### CFA Practice Question

There are 539 practice questions for this study session.

### CFA Practice Question

An increase in production costs is most likely to shift the ______.

A. AS curve up
B. AS curve down

The AS curve shifts up when firms face cost increases that force them to raise prices.

User Comment
Xuezheng shouldn't it be B? when the production cost rises, firms would like sell less for a given price level of output.
justin yes firms will sell less at a given price, and the supply curve will shift up to reflect this change! A is correct.
justin yes firms will sell less at a given price, and the supply curve will shift up to reflect this change! A is correct.
Koko AS "curve" up ---> AS down
danlan Remember that the a-xis is AS and y-axis is price (not the reverse), that's why AS "curve" up means AS down. :)
anricus The AS curve is moving up TO THE LEFT therefore a decrease in AS
george2006 AS curve shifts up <==> quantity down, price up
ehc0791 shift leftward will be more accurate
olagbami supply curve shifting up is synnonymous with moving left.
ankurwa10 my intuition (may be wrong) says that since there is an increase in production costs, firms would now, up the output prices they charge, therefore, the point at which price level cuts on the AS Curve would be higher, thus shifting the AS curve upwards.
fzhou Just a quick note that the y-axis is price level. So the increase in production cost will result in higher price at a given level of output.
Huricane74 @Xuezheng,

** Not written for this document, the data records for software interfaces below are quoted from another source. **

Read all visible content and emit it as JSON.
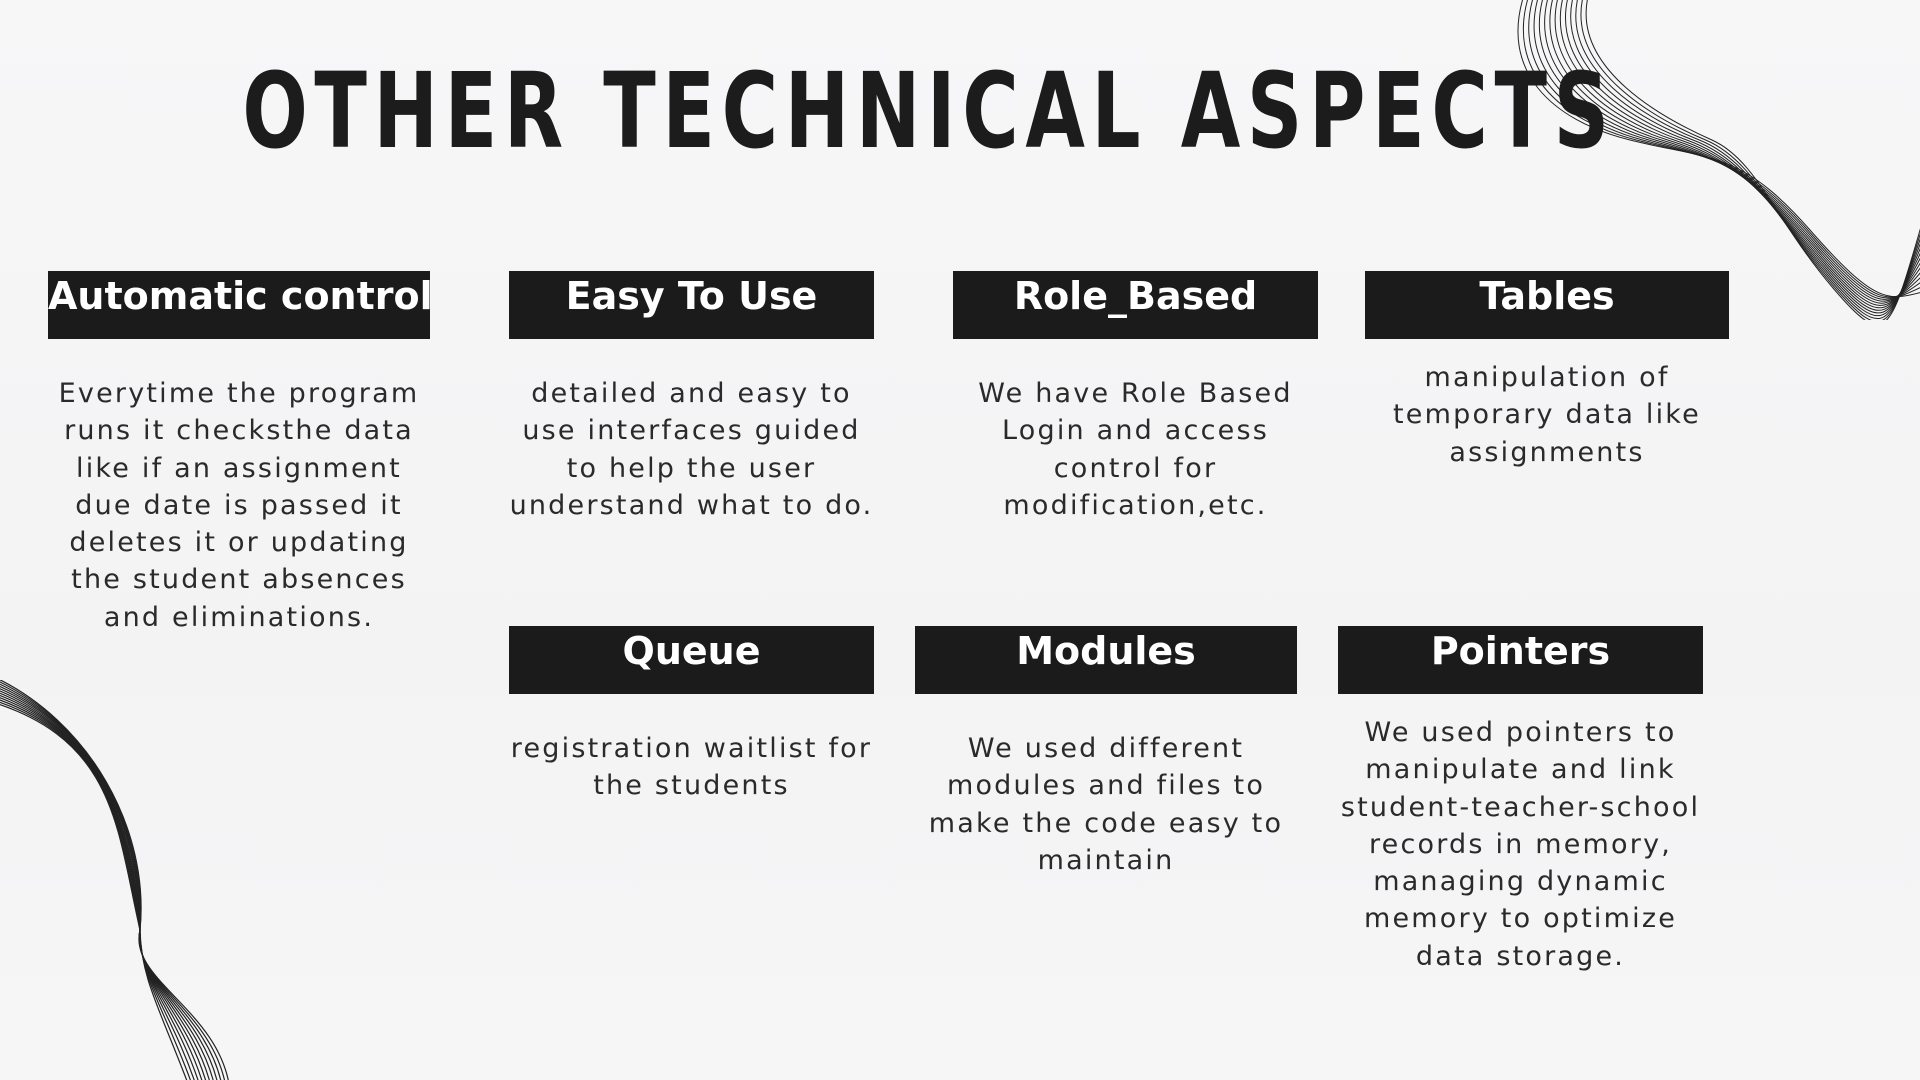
{
  "slide": {
    "title": "OTHER TECHNICAL ASPECTS",
    "colors": {
      "header_bg": "#1b1b1b",
      "header_text": "#ffffff",
      "text": "#1e1e1e",
      "background": "#f5f5f6"
    }
  },
  "cards": [
    {
      "heading": "Automatic control",
      "body": "Everytime the program runs it checksthe data like if an assignment due date is passed it deletes it or updating the student absences and eliminations."
    },
    {
      "heading": "Easy To Use",
      "body": "detailed and easy to use interfaces guided to help the user understand what to do."
    },
    {
      "heading": "Role_Based",
      "body": "We have Role Based Login and access control for modification,etc."
    },
    {
      "heading": "Tables",
      "body": "manipulation of temporary data like assignments"
    },
    {
      "heading": "Queue",
      "body": "registration waitlist for the students"
    },
    {
      "heading": "Modules",
      "body": "We used different modules and files to make the code easy to maintain"
    },
    {
      "heading": "Pointers",
      "body": "We used pointers to manipulate and link student-teacher-school records in memory, managing dynamic memory to optimize data storage."
    }
  ],
  "decorations": [
    "wave-lines-top-right",
    "wave-lines-bottom-left"
  ]
}
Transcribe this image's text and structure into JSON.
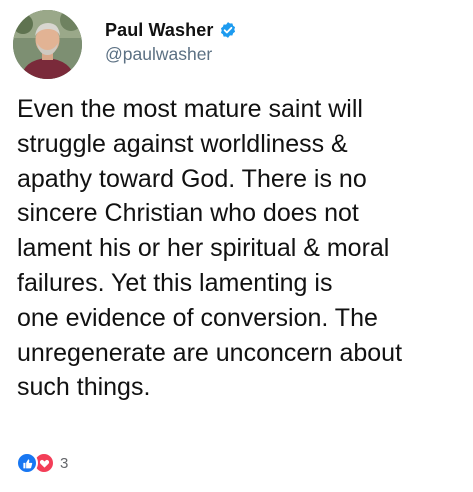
{
  "author": {
    "display_name": "Paul Washer",
    "handle": "@paulwasher",
    "verified_icon": "verified-badge-icon",
    "avatar_icon": "profile-photo"
  },
  "tweet": {
    "text": "Even the most mature saint will\nstruggle against worldliness &\napathy toward God. There is no\nsincere Christian who does not\nlament his or her spiritual & moral\nfailures. Yet this lamenting is\none evidence of conversion. The\nunregenerate are unconcern about\nsuch things."
  },
  "reactions": {
    "icons": [
      "like-reaction-icon",
      "love-reaction-icon"
    ],
    "count": "3"
  },
  "colors": {
    "verified_blue": "#1d9bf0",
    "handle_gray": "#5b7083",
    "like_blue": "#1877f2",
    "love_red": "#f33e58"
  }
}
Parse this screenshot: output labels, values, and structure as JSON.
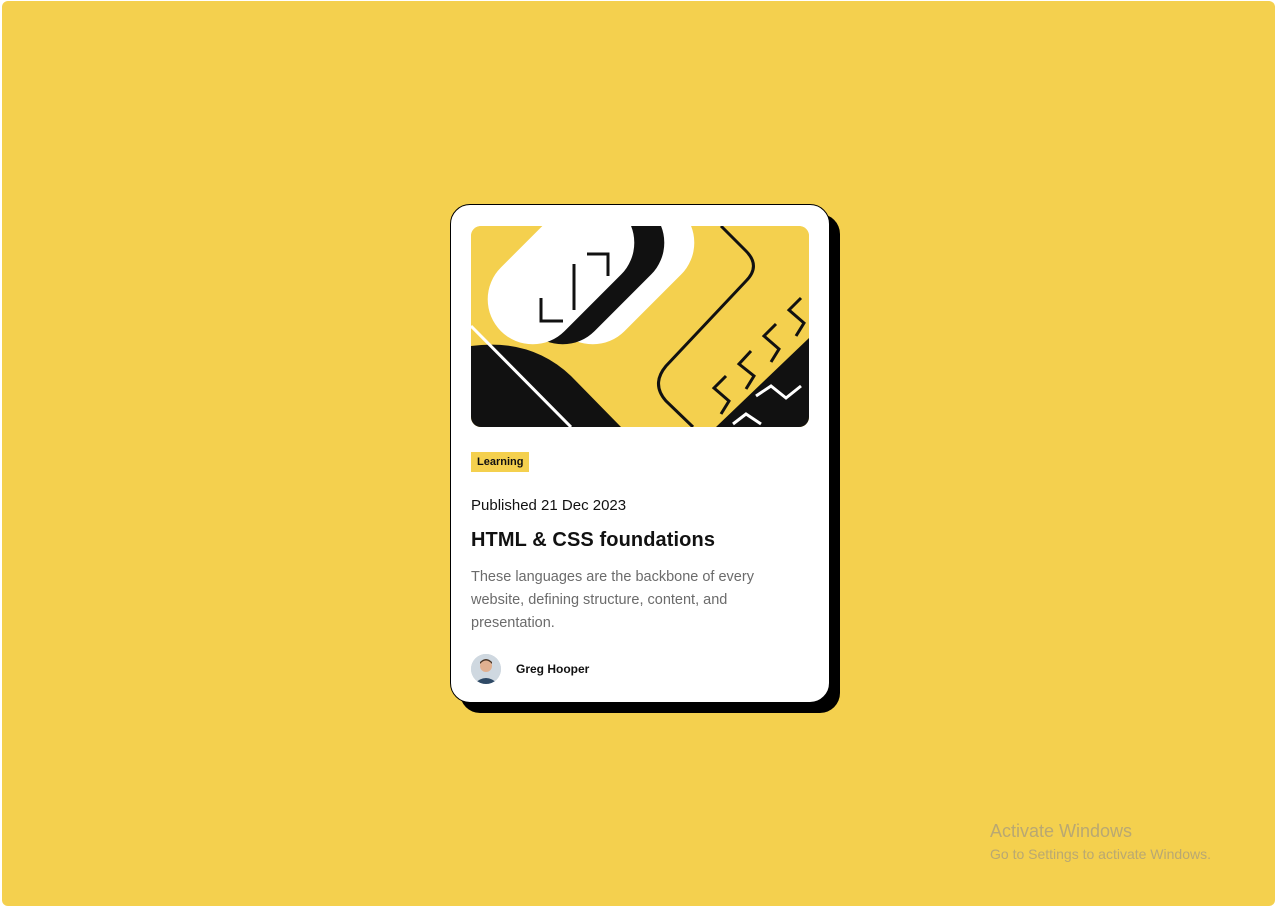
{
  "card": {
    "tag": "Learning",
    "published": "Published 21 Dec 2023",
    "title": "HTML & CSS foundations",
    "description": "These languages are the backbone of every website, defining structure, content, and presentation.",
    "author": "Greg Hooper"
  },
  "watermark": {
    "title": "Activate Windows",
    "subtitle": "Go to Settings to activate Windows."
  },
  "colors": {
    "background": "#f4d04e",
    "card": "#ffffff",
    "ink": "#111111",
    "muted": "#6b6b6b"
  }
}
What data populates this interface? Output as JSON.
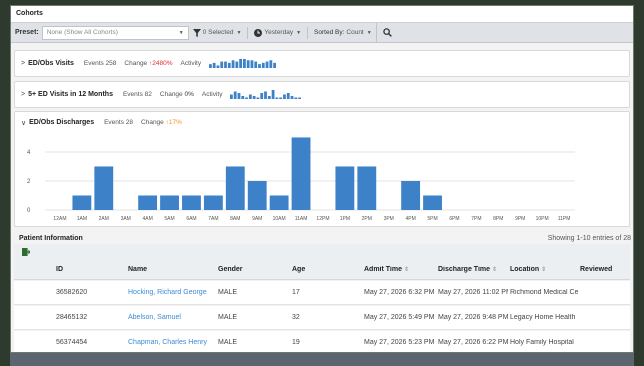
{
  "header": {
    "title": "Cohorts"
  },
  "toolbar": {
    "preset_label": "Preset:",
    "preset_value": "None (Show All Cohorts)",
    "selected_label": "0 Selected",
    "date_label": "Yesterday",
    "sort_prefix": "Sorted By:",
    "sort_value": "Count"
  },
  "panels": [
    {
      "title": "ED/Obs Visits",
      "events": "Events 258",
      "change_label": "Change",
      "change_value": "2480%",
      "activity": "Activity",
      "spark": [
        3,
        4,
        2,
        5,
        5,
        4,
        6,
        5,
        7,
        7,
        6,
        6,
        5,
        3,
        4,
        5,
        6,
        4
      ]
    },
    {
      "title": "5+ ED Visits in 12 Months",
      "events": "Events 82",
      "change_label": "Change",
      "change_value": "0%",
      "activity": "Activity",
      "spark": [
        3,
        5,
        4,
        2,
        1,
        3,
        2,
        1,
        4,
        5,
        2,
        6,
        1,
        1,
        3,
        4,
        2,
        1,
        1
      ]
    },
    {
      "title": "ED/Obs Discharges",
      "events": "Events 28",
      "change_label": "Change",
      "change_value": "17%"
    }
  ],
  "chart_data": {
    "type": "bar",
    "categories": [
      "12AM",
      "1AM",
      "2AM",
      "3AM",
      "4AM",
      "5AM",
      "6AM",
      "7AM",
      "8AM",
      "9AM",
      "10AM",
      "11AM",
      "12PM",
      "1PM",
      "2PM",
      "3PM",
      "4PM",
      "5PM",
      "6PM",
      "7PM",
      "8PM",
      "9PM",
      "10PM",
      "11PM"
    ],
    "values": [
      0,
      1,
      3,
      0,
      1,
      1,
      1,
      1,
      3,
      2,
      1,
      5,
      0,
      3,
      3,
      0,
      2,
      1,
      0,
      0,
      0,
      0,
      0,
      0
    ],
    "ylim": [
      0,
      5
    ],
    "yticks": [
      0,
      2,
      4
    ],
    "grid": true,
    "color": "#3d82c8"
  },
  "patient_info": {
    "title": "Patient Information",
    "showing": "Showing 1-10 entries of 28",
    "columns": [
      "ID",
      "Name",
      "Gender",
      "Age",
      "Admit Time",
      "Discharge Time",
      "Location",
      "Reviewed"
    ],
    "rows": [
      {
        "id": "36582620",
        "name": "Hocking, Richard George",
        "gender": "MALE",
        "age": "17",
        "admit": "May 27, 2026 6:32 PM",
        "discharge": "May 27, 2026 11:02 PM",
        "location": "Richmond Medical Center",
        "reviewed": ""
      },
      {
        "id": "28465132",
        "name": "Abelson, Samuel",
        "gender": "MALE",
        "age": "32",
        "admit": "May 27, 2026 5:49 PM",
        "discharge": "May 27, 2026 9:48 PM",
        "location": "Legacy Home Health",
        "reviewed": ""
      },
      {
        "id": "56374454",
        "name": "Chapman, Charles Henry",
        "gender": "MALE",
        "age": "19",
        "admit": "May 27, 2026 5:23 PM",
        "discharge": "May 27, 2026 6:22 PM",
        "location": "Holy Family Hospital",
        "reviewed": ""
      }
    ]
  }
}
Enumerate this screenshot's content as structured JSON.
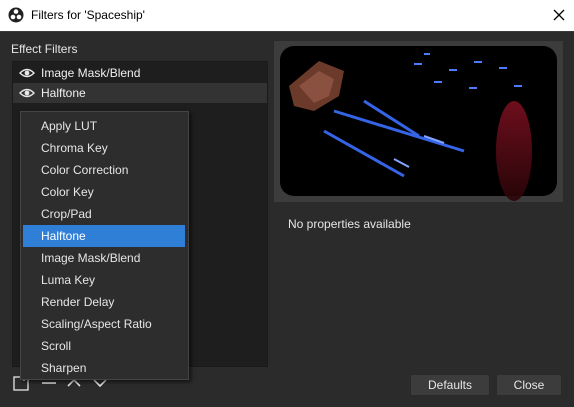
{
  "window": {
    "title": "Filters for 'Spaceship'"
  },
  "effect_filters": {
    "label": "Effect Filters",
    "items": [
      {
        "label": "Image Mask/Blend",
        "visible": true
      },
      {
        "label": "Halftone",
        "visible": true,
        "selected": true
      }
    ]
  },
  "menu": {
    "items": [
      "Apply LUT",
      "Chroma Key",
      "Color Correction",
      "Color Key",
      "Crop/Pad",
      "Halftone",
      "Image Mask/Blend",
      "Luma Key",
      "Render Delay",
      "Scaling/Aspect Ratio",
      "Scroll",
      "Sharpen"
    ],
    "highlighted": "Halftone"
  },
  "properties": {
    "empty_text": "No properties available"
  },
  "buttons": {
    "defaults": "Defaults",
    "close": "Close"
  },
  "colors": {
    "highlight": "#2f7fd7",
    "background": "#2b2b2b",
    "list_bg": "#1e1e1e"
  },
  "icons": {
    "app": "obs-logo-icon",
    "eye": "eye-icon",
    "add": "add-icon",
    "remove": "minus-icon",
    "up": "chevron-up-icon",
    "down": "chevron-down-icon",
    "close": "close-icon"
  }
}
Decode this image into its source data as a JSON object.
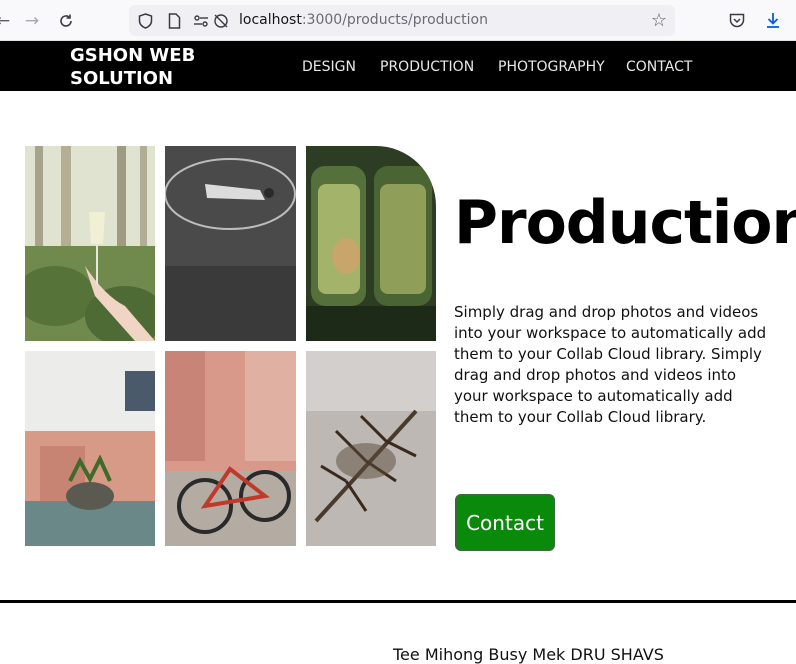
{
  "browser": {
    "url_host": "localhost",
    "url_path": ":3000/products/production",
    "icons": [
      "back-icon",
      "forward-icon",
      "reload-icon",
      "shield-icon",
      "page-icon",
      "permissions-icon",
      "tracking-off-icon",
      "bookmark-star-icon",
      "pocket-icon",
      "download-icon"
    ]
  },
  "site": {
    "brand": "GSHON WEB SOLUTION",
    "menu": [
      "DESIGN",
      "PRODUCTION",
      "PHOTOGRAPHY",
      "CONTACT"
    ]
  },
  "hero": {
    "title": "Production",
    "description": "Simply drag and drop photos and videos into your workspace to automatically add them to your Collab Cloud library. Simply drag and drop photos and videos into your workspace to automatically add them to your Collab Cloud library.",
    "button_label": "Contact",
    "button_color": "#0a8a0a"
  },
  "gallery": {
    "photos": [
      "hand-holding-wine-glass-photo",
      "person-lying-on-court-photo",
      "green-train-interior-photo",
      "pink-building-plant-photo",
      "red-bicycles-photo",
      "pine-branch-snow-photo"
    ]
  },
  "footer": {
    "partial_text": "Tee Mihong Busy Mek DRU SHAVS"
  }
}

There is a difference between a supply curve (s) for a firm and the short run aggregate supply curve (AG) for all firms for a market.

In regards to a single firm, with an increase in production costs, the firm will want to produce the same amount, but the quantity demanded will decease. In response, the firm will produce less at every price to bring the supply in line with the quantity demanded. This can be referred to as a leftward shift in the supply curve (s), which is the same thing as the supply curve shifting up. This is why the correct answer is A.

If you draw a graph with an increase in production costs, you can see how the supply curve shifts to the left /up.

In regards to the market, an increase in production costs will result in a leftward /upward shift in the short run aggregate supply curve. Eventually (over time), demand will increase, shifting the demand curve to the right /up. This results in an increase in prices (inflation) with the same market demand that we had prior to the increase in production costs.

Since supply is a function of Labor, Capital and Technology, the supply is constant unless one of these factors change.

In summary, the short run supply curve (SRAS) shifts left, the demand curve shifts right, resulting in higher prices in the long run with the same quantity supplied, provided that Labor, Capital and Technology have not changed.